On stage with Brigid tonight was her very accomplished band including Matt McGinn on guitar, John McCullough on keyboard and Gareth Hughes on bass. After a couple of tracks from the new album, including the uplifting ‘Turn and Face the Sun’, Brigid dedicated a song from an earlier record to her mum and aunts who were in the audience.

Several of tonight’s songs were co-written with Matt McGinn. ‘Refugees’ is a poignant and sensitive look at an emotive and topical issue. ‘Misunderstanding’ we are told was written after a period where she felt the planets were misaligned, the world was conspiring against her and she made matters even worse by sending the wrong text message to the wrong person. It was especially nice to hear Matt’s supporting vocals on these songs that he helped to pen.

After a very sassy rendition of ‘Don’t Make Me Go to Town‘, Brigid invited Ciara O’Neill back onto the stage to harmonise on the opening track of the new album, ‘Little Birds‘. Acapella on the album but for the distant strains of uilleann pipes played by her son, this version was beautifully simple and with the subject matter of children growing up and making their own way in the world, a moving one too.

A cover of John Prine’s ‘Angel from Montgomery’ was a real treat; a brave move considering the song was made famous by the stunning duet of Prine and the inimitable Bonnie Raitt. Brigid and Matt’s version didn’t disappoint. A fantastically lively version of another new song ‘Rumours’, had the audience’s feet tapping. In introducing the title track from Touchstone, Brigid told us about her time spent writing in Nashville. Though not always a positive experience she found, it did yield some great material, and this song romantically illustrates how even when her feet were in Nashville, her heart was always in Ireland.

‘Iron in Your Fire’ is a cracking song! Co-written with Gareth Dunlop it certainly has attitude. Bluesy and sexy, it’s the battle cry of a feisty woman who’s not prepared to be just another conquest. The lyrics promise, “I got the fuel to make the flame burn brighter, hotter than hell, make you melt”, while demanding, “If you want me I gotta be your only desire”. It may be an imagined scenario, but it reveals that this songstress definitely has a sassy side.

The encore was ‘Arrivals and Departures’ followed by a raucous rendition of the Patty Loveless country classic ‘Wicked Ways‘. Virtuosic piano and guitar solos from John and Matt were a fantastic way to end the night.

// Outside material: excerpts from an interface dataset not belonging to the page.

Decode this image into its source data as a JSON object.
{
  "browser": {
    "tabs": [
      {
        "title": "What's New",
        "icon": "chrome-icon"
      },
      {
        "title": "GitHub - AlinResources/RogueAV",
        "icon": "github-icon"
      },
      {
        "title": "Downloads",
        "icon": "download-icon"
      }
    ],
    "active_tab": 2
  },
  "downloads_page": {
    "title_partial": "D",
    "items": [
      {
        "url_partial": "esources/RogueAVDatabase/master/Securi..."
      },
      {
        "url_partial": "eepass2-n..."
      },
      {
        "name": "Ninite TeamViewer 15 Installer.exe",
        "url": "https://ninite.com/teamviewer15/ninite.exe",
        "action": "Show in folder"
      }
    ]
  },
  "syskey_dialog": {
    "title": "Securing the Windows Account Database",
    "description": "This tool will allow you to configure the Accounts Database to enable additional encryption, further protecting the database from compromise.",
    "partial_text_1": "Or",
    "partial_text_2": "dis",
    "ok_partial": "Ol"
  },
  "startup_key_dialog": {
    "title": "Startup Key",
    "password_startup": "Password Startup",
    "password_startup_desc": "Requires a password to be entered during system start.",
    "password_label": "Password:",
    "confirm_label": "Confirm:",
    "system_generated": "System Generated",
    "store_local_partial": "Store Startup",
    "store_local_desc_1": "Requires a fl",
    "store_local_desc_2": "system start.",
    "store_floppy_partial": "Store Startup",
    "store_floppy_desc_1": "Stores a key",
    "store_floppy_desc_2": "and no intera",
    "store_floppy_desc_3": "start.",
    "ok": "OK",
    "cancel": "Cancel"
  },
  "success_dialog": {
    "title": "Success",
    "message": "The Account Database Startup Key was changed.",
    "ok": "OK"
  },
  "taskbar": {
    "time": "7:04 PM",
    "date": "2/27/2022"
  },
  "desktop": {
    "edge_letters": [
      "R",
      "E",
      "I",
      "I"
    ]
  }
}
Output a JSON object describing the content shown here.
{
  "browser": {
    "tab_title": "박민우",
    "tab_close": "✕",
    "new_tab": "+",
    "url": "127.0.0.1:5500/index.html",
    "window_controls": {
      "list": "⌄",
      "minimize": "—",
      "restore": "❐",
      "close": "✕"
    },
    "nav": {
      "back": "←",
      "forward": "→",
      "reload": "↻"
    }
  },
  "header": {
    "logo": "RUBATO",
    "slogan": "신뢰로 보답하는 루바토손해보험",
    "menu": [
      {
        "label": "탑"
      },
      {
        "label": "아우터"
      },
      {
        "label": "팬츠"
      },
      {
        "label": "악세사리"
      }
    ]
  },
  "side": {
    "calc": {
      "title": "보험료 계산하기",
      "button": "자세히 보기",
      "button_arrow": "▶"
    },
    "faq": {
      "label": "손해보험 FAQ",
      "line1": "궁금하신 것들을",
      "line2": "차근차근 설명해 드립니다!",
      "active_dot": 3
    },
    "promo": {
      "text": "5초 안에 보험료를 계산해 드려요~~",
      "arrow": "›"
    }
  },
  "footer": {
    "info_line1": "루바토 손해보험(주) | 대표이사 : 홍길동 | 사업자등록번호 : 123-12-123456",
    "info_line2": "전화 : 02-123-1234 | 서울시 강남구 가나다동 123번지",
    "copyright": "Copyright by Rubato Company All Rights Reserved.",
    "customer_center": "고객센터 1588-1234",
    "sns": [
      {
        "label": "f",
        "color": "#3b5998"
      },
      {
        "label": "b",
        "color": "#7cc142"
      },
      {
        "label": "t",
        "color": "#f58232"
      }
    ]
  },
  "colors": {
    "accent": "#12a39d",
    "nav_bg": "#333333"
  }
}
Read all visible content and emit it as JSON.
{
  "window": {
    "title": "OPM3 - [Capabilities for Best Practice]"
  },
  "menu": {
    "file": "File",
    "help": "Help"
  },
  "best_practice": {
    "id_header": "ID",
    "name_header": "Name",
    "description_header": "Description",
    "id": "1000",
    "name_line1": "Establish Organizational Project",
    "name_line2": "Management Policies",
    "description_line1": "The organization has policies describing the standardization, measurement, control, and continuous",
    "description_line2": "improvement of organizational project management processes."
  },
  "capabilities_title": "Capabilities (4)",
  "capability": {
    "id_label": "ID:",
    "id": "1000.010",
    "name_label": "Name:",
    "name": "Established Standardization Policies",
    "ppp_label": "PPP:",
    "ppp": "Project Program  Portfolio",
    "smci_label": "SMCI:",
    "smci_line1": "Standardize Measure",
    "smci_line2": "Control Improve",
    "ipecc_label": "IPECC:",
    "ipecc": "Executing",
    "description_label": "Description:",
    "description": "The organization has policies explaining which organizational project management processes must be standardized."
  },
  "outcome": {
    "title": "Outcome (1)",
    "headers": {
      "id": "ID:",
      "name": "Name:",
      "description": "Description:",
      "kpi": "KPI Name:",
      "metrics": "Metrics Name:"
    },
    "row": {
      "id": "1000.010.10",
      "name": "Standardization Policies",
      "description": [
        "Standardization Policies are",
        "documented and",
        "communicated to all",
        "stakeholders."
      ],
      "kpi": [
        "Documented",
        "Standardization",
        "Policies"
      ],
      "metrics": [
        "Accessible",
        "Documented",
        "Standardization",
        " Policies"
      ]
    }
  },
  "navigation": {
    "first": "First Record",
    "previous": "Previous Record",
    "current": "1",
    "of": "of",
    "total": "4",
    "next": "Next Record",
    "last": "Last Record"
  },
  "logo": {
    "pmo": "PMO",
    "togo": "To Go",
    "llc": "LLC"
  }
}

Brigid O’Neill has proven herself to be a proficient song writer and a skilful performer and tonight’s show was a hit, so it looks like making that move from science to music was a wise decision. The tour continues throughout October and November and there are sure to be other exciting guest performers along the way.

My tastes vary - live in concert I've seen (amongst others) Bob Dylan, The Cure, Morrissey, Johnny Marr (sadly never The Smiths), Van Morrison, David Byrne, Counting Crows, John Prine, Chris Smither, Erasure, They Might be Giants, The Verve, Ben Folds, Georgie Fame, Teddy Thompson, Martha Wainwright, Rufus Wainwright and Loudon Wainwright III. This decade, a lot more home grown talent, with the likes of Duke Special, Brian Kennedy, VerseChorusVerse, The Bonnevilles, Tony Villiers and the Villains, The Hardchargers, and The 4 of Us. Favourite gigs include Prince in Cork in 1990, Trip to Tipp ’91 & ’92, David Bowie’s Reality tour in 2003.